Wild One runs through this rock structure that was theming for a former flume ride. (The drop went through the skull's mouth.) The funny thing about the flume is that Six Flags didn't spend the money to remove the trough, so you clearly see it inside the mountain when on Wild One!
Looney Tunes Movie Town looks to have some parts that haven't been touched since 1999...
Areas like this have given Six Flags America its bad reputation, but they are improving bit by bit.
This Sunday in November was the last day of the season for the park's three major steel coasters.
I had ridden the two indoor "clones" of this launched coaster, but I think I liked Joker's Jinx more! These rides are nicknamed "Spaghetti Bowls" for their closely intertwined track sections.
The park's star attraction is Superman: Ride of Steel. I can't complain about as many rides as you want without getting out of your seat on a coaster like this.  
The coaster that turned out to be my favorite in the park is Batwing, a flying coaster, which means that you're lying facedown for portions of the ride (and on your back for others, like this loop). I had never been on a flying coaster before, so I have a feeling that the gimmick will wear off once I ride more.

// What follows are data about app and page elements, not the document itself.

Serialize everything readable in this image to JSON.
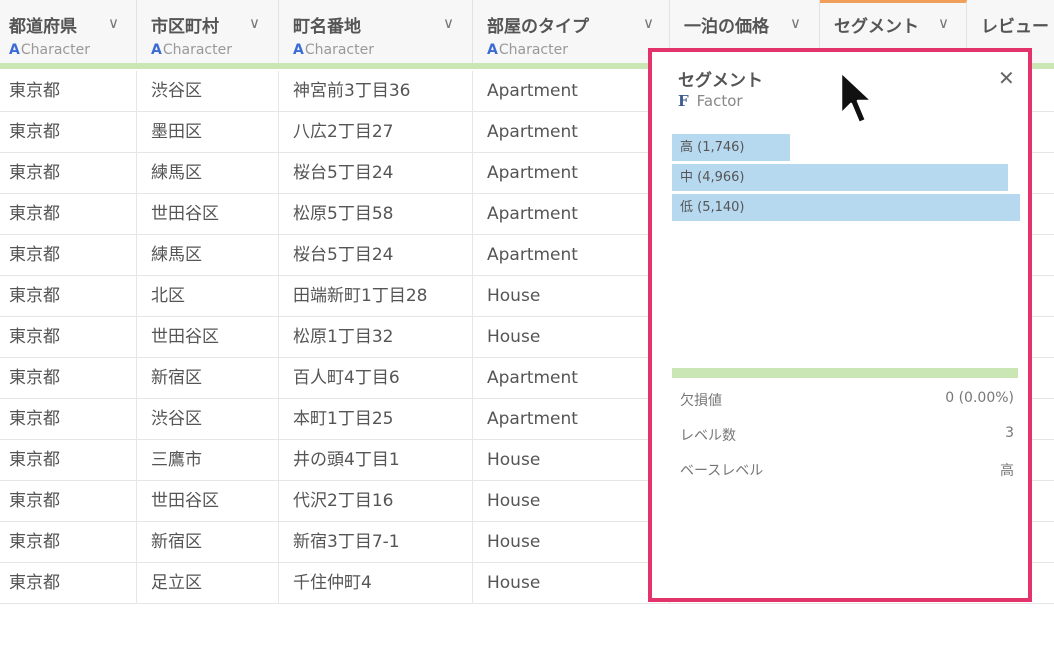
{
  "columns": [
    {
      "name": "都道府県",
      "type_icon": "A",
      "type": "Character"
    },
    {
      "name": "市区町村",
      "type_icon": "A",
      "type": "Character"
    },
    {
      "name": "町名番地",
      "type_icon": "A",
      "type": "Character"
    },
    {
      "name": "部屋のタイプ",
      "type_icon": "A",
      "type": "Character"
    },
    {
      "name": "一泊の価格",
      "type_icon": "",
      "type": ""
    },
    {
      "name": "セグメント",
      "type_icon": "",
      "type": ""
    },
    {
      "name": "レビュー",
      "type_icon": "",
      "type": ""
    }
  ],
  "rows": [
    [
      "東京都",
      "渋谷区",
      "神宮前3丁目36",
      "Apartment"
    ],
    [
      "東京都",
      "墨田区",
      "八広2丁目27",
      "Apartment"
    ],
    [
      "東京都",
      "練馬区",
      "桜台5丁目24",
      "Apartment"
    ],
    [
      "東京都",
      "世田谷区",
      "松原5丁目58",
      "Apartment"
    ],
    [
      "東京都",
      "練馬区",
      "桜台5丁目24",
      "Apartment"
    ],
    [
      "東京都",
      "北区",
      "田端新町1丁目28",
      "House"
    ],
    [
      "東京都",
      "世田谷区",
      "松原1丁目32",
      "House"
    ],
    [
      "東京都",
      "新宿区",
      "百人町4丁目6",
      "Apartment"
    ],
    [
      "東京都",
      "渋谷区",
      "本町1丁目25",
      "Apartment"
    ],
    [
      "東京都",
      "三鷹市",
      "井の頭4丁目1",
      "House"
    ],
    [
      "東京都",
      "世田谷区",
      "代沢2丁目16",
      "House"
    ],
    [
      "東京都",
      "新宿区",
      "新宿3丁目7-1",
      "House"
    ],
    [
      "東京都",
      "足立区",
      "千住仲町4",
      "House"
    ]
  ],
  "popup": {
    "title": "セグメント",
    "type_icon": "F",
    "type": "Factor",
    "close": "✕",
    "levels": [
      {
        "label": "高 (1,746)",
        "count": 1746
      },
      {
        "label": "中 (4,966)",
        "count": 4966
      },
      {
        "label": "低 (5,140)",
        "count": 5140
      }
    ],
    "stats": [
      {
        "label": "欠損値",
        "value": "0 (0.00%)"
      },
      {
        "label": "レベル数",
        "value": "3"
      },
      {
        "label": "ベースレベル",
        "value": "高"
      }
    ]
  },
  "colors": {
    "accent_border": "#e2336a",
    "bar_fill": "#b7d9f0",
    "quality_bar": "#c9e6b4"
  }
}
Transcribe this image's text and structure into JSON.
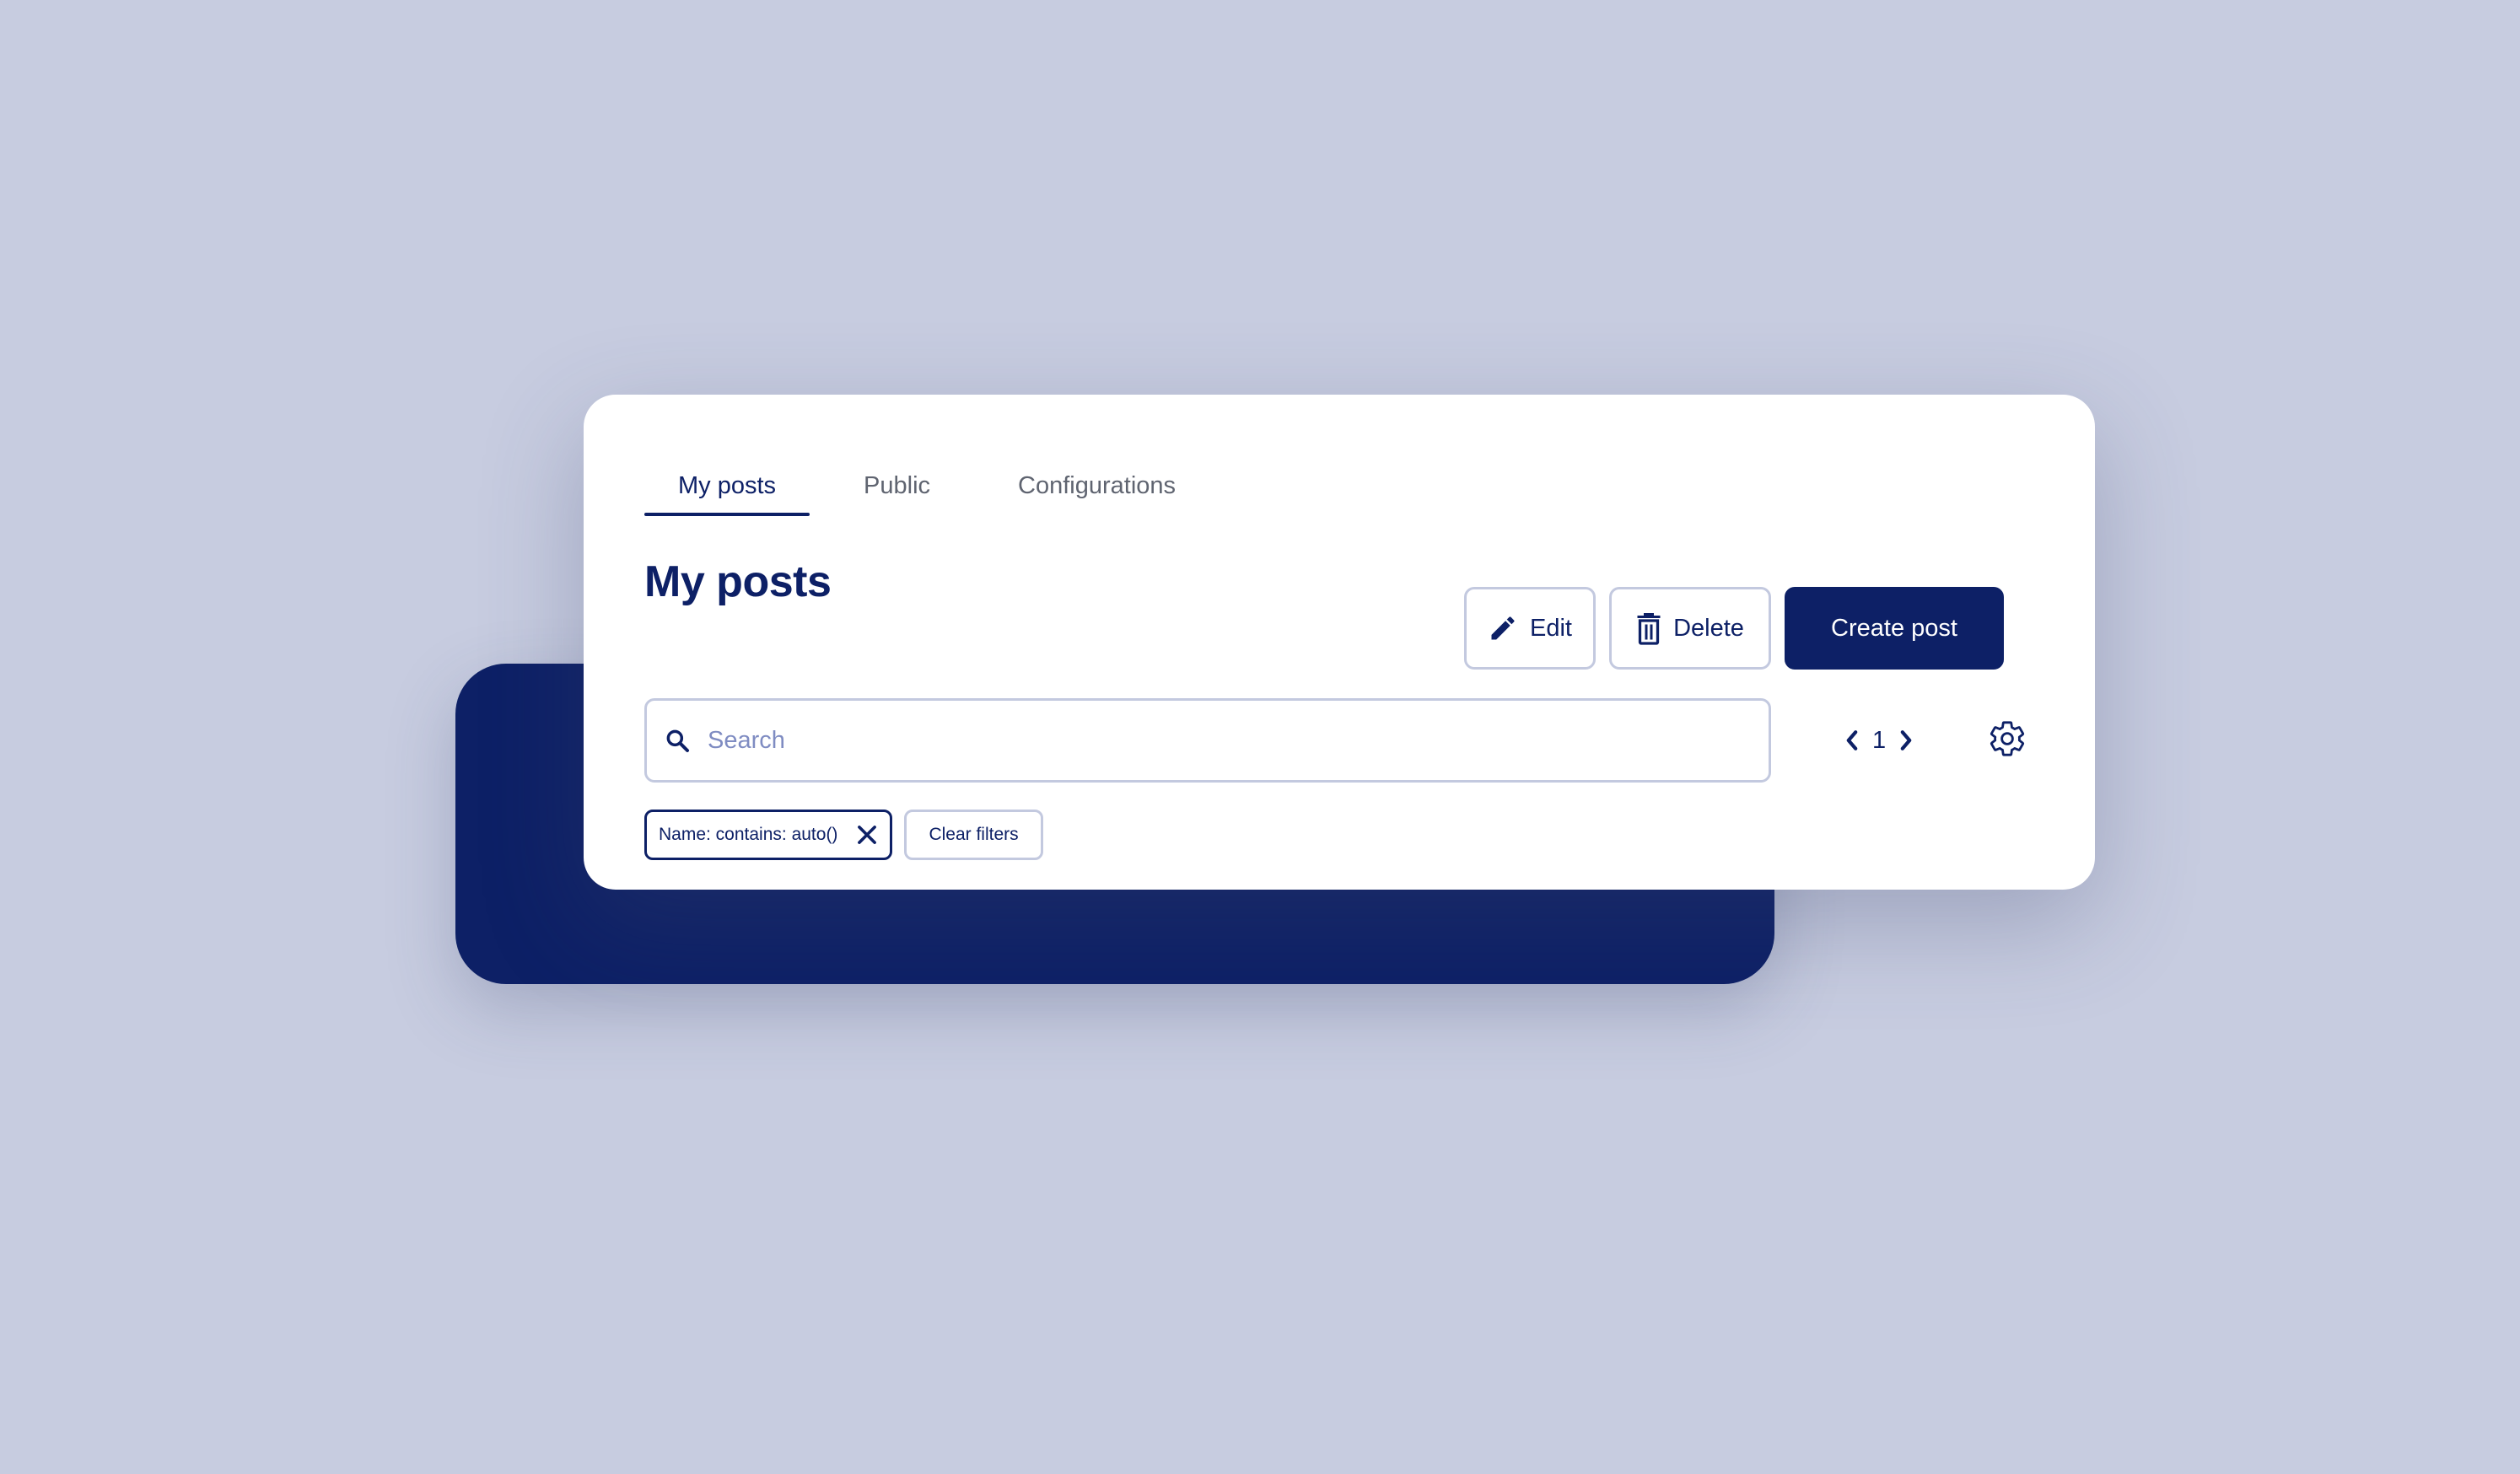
{
  "colors": {
    "background": "#c7cce0",
    "navy": "#0d2066",
    "card": "#ffffff",
    "border": "#c3c9df",
    "placeholder": "#7f8cc2",
    "tab_inactive": "#5f6470"
  },
  "tabs": [
    {
      "label": "My posts",
      "active": true
    },
    {
      "label": "Public",
      "active": false
    },
    {
      "label": "Configurations",
      "active": false
    }
  ],
  "page": {
    "title": "My posts"
  },
  "toolbar": {
    "edit_label": "Edit",
    "edit_icon": "pencil-icon",
    "delete_label": "Delete",
    "delete_icon": "trash-icon",
    "create_label": "Create post"
  },
  "search": {
    "placeholder": "Search",
    "value": "",
    "icon": "search-icon"
  },
  "pagination": {
    "current_page": "1",
    "prev_icon": "chevron-left-icon",
    "next_icon": "chevron-right-icon"
  },
  "settings": {
    "icon": "gear-icon"
  },
  "filters": {
    "active": [
      {
        "label": "Name: contains: auto()",
        "remove_icon": "close-icon"
      }
    ],
    "clear_label": "Clear filters"
  }
}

I love Cedar Fair parks, but only a Six Flags park opens for the heck of it in November even though they won't make any money! An $80 season pass gets me into every Six Flags park in the country, too, so I can appreciate the "discount chain" - especially after dropping more than twice as much for a Cedar Fair pass that includes fewer parks! I look forward to visiting more Six Flags parks this summer, but I'm guessing it'll be hard to beat having the place to yourself!